A recent unpublished decision, Strunck v. Figueroa, serves as a not-so-gentle reminder that sometimes an enforcement application can be “too little, too late,” and that it is imperative to be proactive to protect your rights under a divorce decree or agreement, especially when your adversary acts in bad faith. In Strunck, a 2011 divorce decree awarded the plaintiff $23,369, which was to be transferred from the defendant’s retirement account. Before the plaintiff could act to collect the $23,369, however, the defendant withdrew the money from the retirement account. In fact, the funds were withdrawn by the defendant before the divorce decree was entered, and the defendant did not disclose this.

Any family law attorneys out there may be thinking that this is an “easy” enforcement motion given there was a clear violation of the decree and an obvious bad faith attempt to shortchange the plaintiff his $23,369. And that may have been true but for what happened next.

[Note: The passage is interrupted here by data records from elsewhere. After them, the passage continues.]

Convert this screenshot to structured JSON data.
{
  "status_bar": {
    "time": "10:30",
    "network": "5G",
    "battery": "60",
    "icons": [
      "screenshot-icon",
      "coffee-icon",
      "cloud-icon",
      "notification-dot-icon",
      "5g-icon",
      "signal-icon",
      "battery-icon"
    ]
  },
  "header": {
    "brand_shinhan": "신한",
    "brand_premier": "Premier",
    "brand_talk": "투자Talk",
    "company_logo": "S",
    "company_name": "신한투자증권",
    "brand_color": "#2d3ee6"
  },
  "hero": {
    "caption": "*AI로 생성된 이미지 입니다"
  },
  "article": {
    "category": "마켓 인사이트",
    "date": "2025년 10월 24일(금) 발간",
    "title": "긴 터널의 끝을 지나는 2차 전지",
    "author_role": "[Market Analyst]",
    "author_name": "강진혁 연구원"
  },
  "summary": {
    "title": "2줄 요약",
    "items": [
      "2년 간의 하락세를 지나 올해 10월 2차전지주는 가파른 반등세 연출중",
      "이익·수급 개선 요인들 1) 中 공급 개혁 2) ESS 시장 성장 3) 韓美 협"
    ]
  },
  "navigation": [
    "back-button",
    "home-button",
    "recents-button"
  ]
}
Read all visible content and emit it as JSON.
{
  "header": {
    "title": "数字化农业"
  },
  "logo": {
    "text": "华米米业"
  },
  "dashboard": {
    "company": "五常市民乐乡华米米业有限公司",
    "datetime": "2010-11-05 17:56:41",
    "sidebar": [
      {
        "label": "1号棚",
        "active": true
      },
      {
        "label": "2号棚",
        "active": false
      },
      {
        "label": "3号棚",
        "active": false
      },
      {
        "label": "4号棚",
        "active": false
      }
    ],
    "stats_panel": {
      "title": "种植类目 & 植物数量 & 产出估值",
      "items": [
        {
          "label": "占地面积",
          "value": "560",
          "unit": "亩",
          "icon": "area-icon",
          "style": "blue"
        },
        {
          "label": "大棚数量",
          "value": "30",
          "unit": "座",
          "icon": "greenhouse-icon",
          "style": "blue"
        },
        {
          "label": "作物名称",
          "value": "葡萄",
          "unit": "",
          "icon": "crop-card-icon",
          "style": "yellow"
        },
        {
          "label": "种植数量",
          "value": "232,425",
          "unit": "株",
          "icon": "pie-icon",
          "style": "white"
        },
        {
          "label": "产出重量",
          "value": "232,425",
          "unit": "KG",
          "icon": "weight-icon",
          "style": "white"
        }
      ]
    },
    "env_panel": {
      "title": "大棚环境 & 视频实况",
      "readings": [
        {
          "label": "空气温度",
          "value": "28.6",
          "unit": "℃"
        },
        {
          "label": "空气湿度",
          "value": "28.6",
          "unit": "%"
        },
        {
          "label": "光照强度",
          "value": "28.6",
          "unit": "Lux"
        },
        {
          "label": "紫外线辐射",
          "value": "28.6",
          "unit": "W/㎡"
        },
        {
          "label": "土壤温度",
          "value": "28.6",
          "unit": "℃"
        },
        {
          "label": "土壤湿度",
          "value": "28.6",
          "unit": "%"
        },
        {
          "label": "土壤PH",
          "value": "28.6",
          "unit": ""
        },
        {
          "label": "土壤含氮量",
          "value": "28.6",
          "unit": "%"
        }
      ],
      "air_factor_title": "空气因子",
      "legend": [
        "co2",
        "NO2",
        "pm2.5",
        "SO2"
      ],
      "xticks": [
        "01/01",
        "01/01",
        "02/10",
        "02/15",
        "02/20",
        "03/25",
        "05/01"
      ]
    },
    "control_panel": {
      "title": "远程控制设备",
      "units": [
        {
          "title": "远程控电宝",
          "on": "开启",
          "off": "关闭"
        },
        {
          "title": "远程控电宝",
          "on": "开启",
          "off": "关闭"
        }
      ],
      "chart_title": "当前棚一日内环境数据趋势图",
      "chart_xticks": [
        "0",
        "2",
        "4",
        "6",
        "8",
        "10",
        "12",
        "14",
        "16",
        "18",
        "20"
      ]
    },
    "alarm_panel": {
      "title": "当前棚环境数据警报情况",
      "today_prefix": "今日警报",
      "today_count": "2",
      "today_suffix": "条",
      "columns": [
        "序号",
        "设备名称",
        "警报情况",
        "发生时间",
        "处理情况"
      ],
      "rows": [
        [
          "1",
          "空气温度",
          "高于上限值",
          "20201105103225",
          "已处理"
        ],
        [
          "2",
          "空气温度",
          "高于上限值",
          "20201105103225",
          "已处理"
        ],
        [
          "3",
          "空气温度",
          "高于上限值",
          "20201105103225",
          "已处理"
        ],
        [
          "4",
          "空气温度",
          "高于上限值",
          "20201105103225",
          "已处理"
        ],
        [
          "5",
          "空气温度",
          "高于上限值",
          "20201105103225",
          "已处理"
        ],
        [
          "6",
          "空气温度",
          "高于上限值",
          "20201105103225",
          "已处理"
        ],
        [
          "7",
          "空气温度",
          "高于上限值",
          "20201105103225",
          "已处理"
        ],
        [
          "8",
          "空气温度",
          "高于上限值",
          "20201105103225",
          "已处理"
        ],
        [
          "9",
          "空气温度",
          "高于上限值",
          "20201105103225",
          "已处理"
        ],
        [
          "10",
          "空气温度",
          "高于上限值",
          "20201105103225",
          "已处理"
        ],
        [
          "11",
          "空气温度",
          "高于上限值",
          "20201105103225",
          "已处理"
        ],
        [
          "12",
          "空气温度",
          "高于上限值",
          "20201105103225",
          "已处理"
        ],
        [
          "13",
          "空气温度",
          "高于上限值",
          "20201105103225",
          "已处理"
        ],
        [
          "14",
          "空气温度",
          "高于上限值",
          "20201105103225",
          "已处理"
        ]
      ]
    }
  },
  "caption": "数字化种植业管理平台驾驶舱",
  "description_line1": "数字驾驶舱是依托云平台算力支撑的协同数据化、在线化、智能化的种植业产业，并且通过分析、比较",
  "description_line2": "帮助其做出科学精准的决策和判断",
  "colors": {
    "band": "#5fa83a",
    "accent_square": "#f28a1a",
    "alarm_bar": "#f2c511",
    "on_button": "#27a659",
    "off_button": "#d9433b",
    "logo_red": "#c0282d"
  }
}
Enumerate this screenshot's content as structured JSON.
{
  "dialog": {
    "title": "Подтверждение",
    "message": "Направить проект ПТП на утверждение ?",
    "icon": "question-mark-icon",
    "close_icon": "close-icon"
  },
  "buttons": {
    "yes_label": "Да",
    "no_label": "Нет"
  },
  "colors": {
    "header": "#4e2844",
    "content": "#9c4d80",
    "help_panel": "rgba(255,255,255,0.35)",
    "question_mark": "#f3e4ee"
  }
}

The defendant in Strunck didn’t just keep the money and go on her merry way. About four months after the entry of the divorce decree, she filed for bankruptcy and, significantly, listed the plaintiff as a creditor with a claim of $23,269 incurred as a result of the August 2011 divorce decree. The plaintiff was appropriately notified of the bankruptcy petition and the inclusion of the $23,369 as an unsecured claim in that petition. He sought the counsel of a bankruptcy attorney, and claimed that the bankruptcy attorney told him not to pursue legal action against the defendant. If the plaintiff is to be believed in this regard, then, incredibly, the bankruptcy attorney failed to advise him that the Federal Rules of Bankruptcy Procedure, Rule 4004(b), allow a creditor to contest the dischargeability of a debt by filing “a complaint . . . objecting to the debtor’s discharge . . . no later than 60 days after the first date set for the meeting of creditors under section 341(a)” or as extended by the Court. In other words, the plaintiff had the opportunity to contest the discharge of the debt the defendant owed him in the amount of $23,369, but did nothing to prevent the discharge of the debt. As a result of his failure to contest it, the debt was discharged by the Bankruptcy Court.

Despite doing nothing to contest the bankruptcy petition in December 2011, the plaintiff filed a complaint against the defendant in the Law Division in July 2013. By this time, over a year had passed after the debt was discharged. The complaint was dismissed. Not finding any relief in the Law Division, the plaintiff then filed a motion to enforce the divorce decree in the Family Division. Apparently ignoring the fact that the debt had already been discharged, the plaintiff argued that the debt COULDN’T be discharged. He argued that the defendant made a false statement on her bankruptcy petition when she alleged that she was not “holding the property of another.” The plaintiff contended that, actually, she was holding his property, or the $23,369 that should have been his under the divorce decree…even though the debt to him no longer existed…because it had been discharged…because of his failure to contest the bankruptcy petition. The plaintiff’s application was denied (actually, it was denied twice; not accepting the Court’s decision, the plaintiff re-filed his application a second time and the Family Court denied it a second time).

As the Appellate Division succinctly put it: “Plaintiff’s argument rests upon the flawed premise that he could utterly ignore the bankruptcy proceeding and pursue the funds awarded to him in the divorce decree through enforcement proceedings in the family court.” The Appellate Division reasoned that the plaintiff ignored his recourse to do anything about the bankruptcy proceeding, and he can’t now enforce a debt that was discharged. It was simply too little, too late.

In this case, try as the plaintiff might, he could not win given his failure to preserve the debt. Had the plaintiff contested the bankruptcy petition when he was notified of it, he may not only have been able to get the $23,369 he was owed, but perhaps could have obtained sanctions against the defendant for her bad faith theft of the money. The lesson here is that it is important to proactively preserve your rights under a divorce decree or agreement; it is not enough to later say that you were owed money or that something should have been done pursuant to the agreement, when you ignored your earlier recourse to preserve your rights.